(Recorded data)
*** Begin section ***

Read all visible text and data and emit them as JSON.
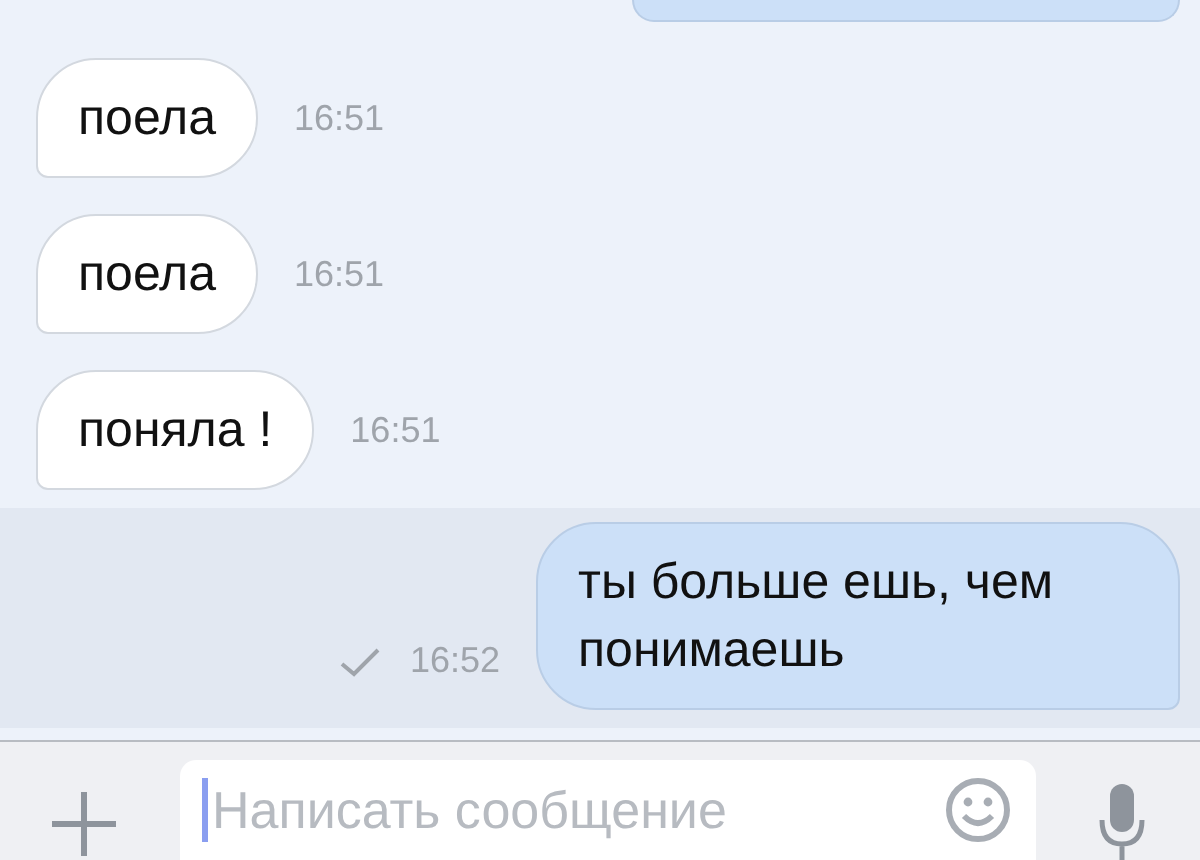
{
  "messages": [
    {
      "outgoing": true,
      "cut": true
    },
    {
      "outgoing": false,
      "text": "поела",
      "time": "16:51",
      "unread": false
    },
    {
      "outgoing": false,
      "text": "поела",
      "time": "16:51",
      "unread": false
    },
    {
      "outgoing": false,
      "text": "поняла !",
      "time": "16:51",
      "unread": false
    },
    {
      "outgoing": true,
      "text": "ты больше ешь, чем понимаешь",
      "time": "16:52",
      "unread": true,
      "read": false
    }
  ],
  "composer": {
    "placeholder": "Написать сообщение"
  }
}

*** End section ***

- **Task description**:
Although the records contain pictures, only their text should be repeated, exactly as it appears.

- **Solution**:
Read all visible text and data and emit them as JSON.
{
  "messages": [
    {
      "outgoing": true,
      "cut": true
    },
    {
      "outgoing": false,
      "text": "поела",
      "time": "16:51",
      "unread": false
    },
    {
      "outgoing": false,
      "text": "поела",
      "time": "16:51",
      "unread": false
    },
    {
      "outgoing": false,
      "text": "поняла !",
      "time": "16:51",
      "unread": false
    },
    {
      "outgoing": true,
      "text": "ты больше ешь, чем понимаешь",
      "time": "16:52",
      "unread": true,
      "read": false
    }
  ],
  "composer": {
    "placeholder": "Написать сообщение"
  }
}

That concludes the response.